Aldo, a Canadian brand that specializes in moderately-priced, trend-driven shoes, is a ubiquitous presence in malls around the U.S. But the company, which now operates more than 1,500 stores worldwide, wants to reach beyond a mass audience, and make a greater foray into the fashion world.
This desire came to light recently, when the shoe the chain announced that it was collaborating with six up-and-coming (but hardly well-known to the general public) designers — Frank Tell, Graeme Armour, Christian Cota, Erin Fetherston, Julian Louie, and Jonathan Simkhai — to create new styles for Aldo’s spring 2011 collection. Information about each designer, and photos of the shoes they designed with Aldo, is available on the brand’s Facebook page.
Aldo is not the first affordable shoe chain to look towards upping it’s “high fashion” street cred with consumers. Payless has had much success with guest-designed lines from Project Runway winner Christian Siriano and established designer Lela Rose. But Aldo’s project involves far more obscure designers, known to a much smaller group of people. Payless customers have likely heard of Siriano — the pull of reality TV is powerful — but we doubt that anyone aside from a very small circle of fashion insiders knows the work of Julian Louie, a protege of Calvin Klein designer Francisco Costa who had his first Fashion Week presentation in February of 2009.
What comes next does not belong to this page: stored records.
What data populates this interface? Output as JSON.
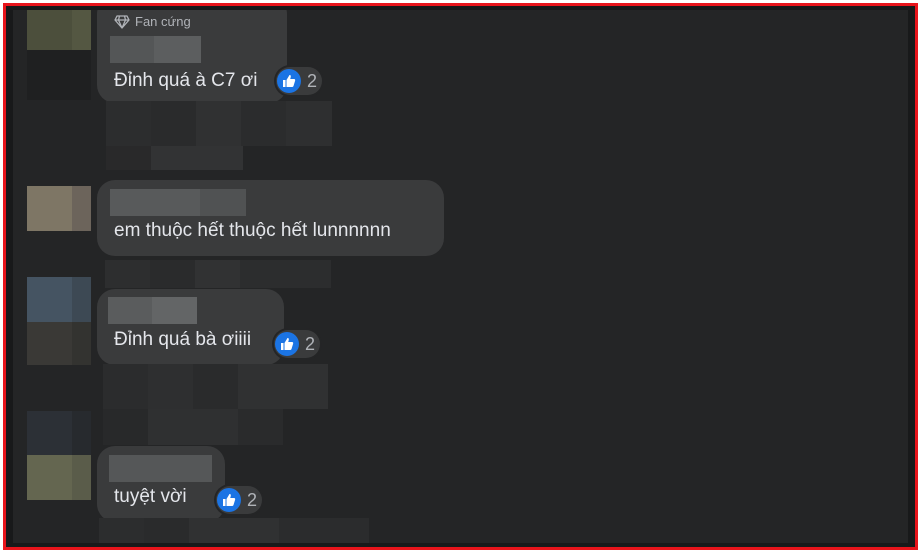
{
  "colors": {
    "frame_border": "#e8141b",
    "panel_bg": "#242526",
    "bubble_bg": "#3a3b3c",
    "text": "#e4e6eb",
    "muted_text": "#b0b3b8",
    "like_blue": "#1b74e4"
  },
  "comments": [
    {
      "badge": "Fan cứng",
      "badge_icon": "diamond-icon",
      "text": "Đỉnh quá à C7 ơi",
      "reactions": "2",
      "reaction_icon": "thumbs-up-icon"
    },
    {
      "text": "em thuộc hết thuộc hết lunnnnnn"
    },
    {
      "text": "Đỉnh quá bà ơiiii",
      "reactions": "2",
      "reaction_icon": "thumbs-up-icon"
    },
    {
      "text": "tuyệt vời",
      "reactions": "2",
      "reaction_icon": "thumbs-up-icon"
    }
  ]
}
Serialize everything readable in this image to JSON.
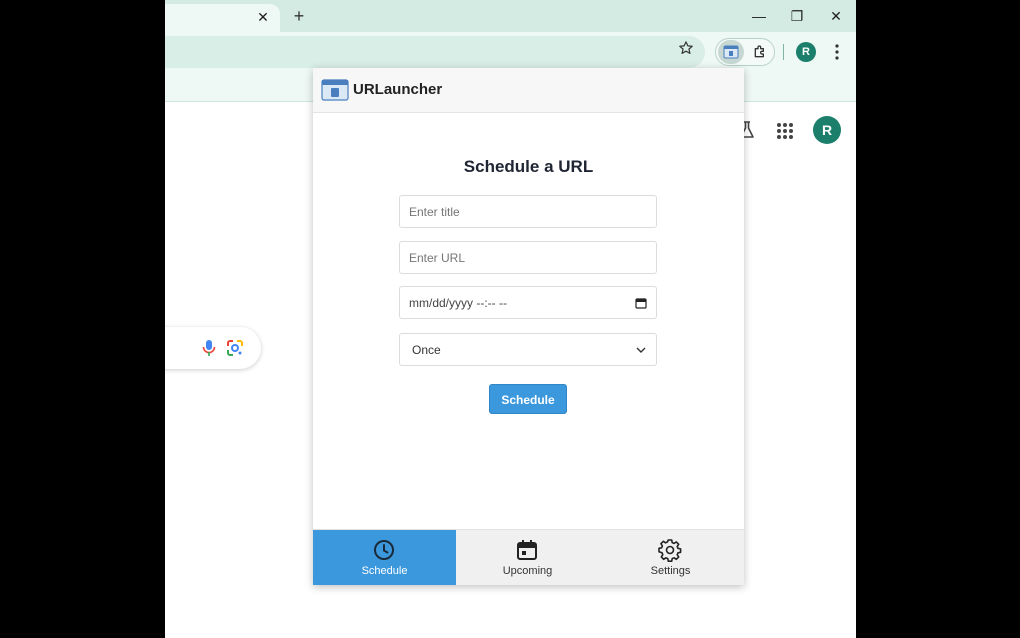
{
  "browser": {
    "avatar_initial": "R"
  },
  "page": {
    "avatar_initial": "R"
  },
  "popup": {
    "app_name": "URLauncher",
    "form": {
      "title": "Schedule a URL",
      "title_placeholder": "Enter title",
      "url_placeholder": "Enter URL",
      "datetime_placeholder": "mm/dd/yyyy --:-- --",
      "repeat_selected": "Once",
      "submit_label": "Schedule"
    },
    "nav": [
      {
        "label": "Schedule",
        "icon": "clock-icon",
        "active": true
      },
      {
        "label": "Upcoming",
        "icon": "calendar-icon",
        "active": false
      },
      {
        "label": "Settings",
        "icon": "gear-icon",
        "active": false
      }
    ],
    "accent_color": "#3c98dd"
  }
}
Douglas Bensadoun, Aldo’s creative director, said in a statement, “While we enjoy being a brand for everyone, we also have the capabilities and desire to create premium product that many designers seek for their runway shows and collections. When ALDO was founded we knew that our mandate would always be to remain accessible while striving for the perfect spot on the axis of price meets quality…That being said, it’s always fun to flex our know-how and be bit more lavish by collaborating with emerging designers.”
Some of the collaborations, like Jonathan Simkhai’s (pictured at top), are available to purchase right now; as is Graeme Armour’s design, Gayner. The company is being vague about the distribution of the shoes they created with Fetherston, Tell, and Louie–a spokesperson told The High Low that “decisions about what will be produced haven’t been made yet.”
We don’t think that Aldo wants to stray too far afield from its current customer base — this small-scale collaboration project is a test of the high-fashion waters, a move that was mentioned in a recent Globe & Mail article (the efforts “to sharpen its fast-fashion advantage” are named, internally, “Project Sunshine”). Perhaps the brand is responding to the growing demands of consumers that the clothing and apparel they buy be “special” — the theory going that if consumers have less cash to spend, they are more likely to spend it on a more unique item of clothing or pair of shoes, as opposed to more generic staples.
If demand for Aldo’s “premium” line is high and customers respond, we expect to see more collaborations from Aldo, and most likely its competitors as well.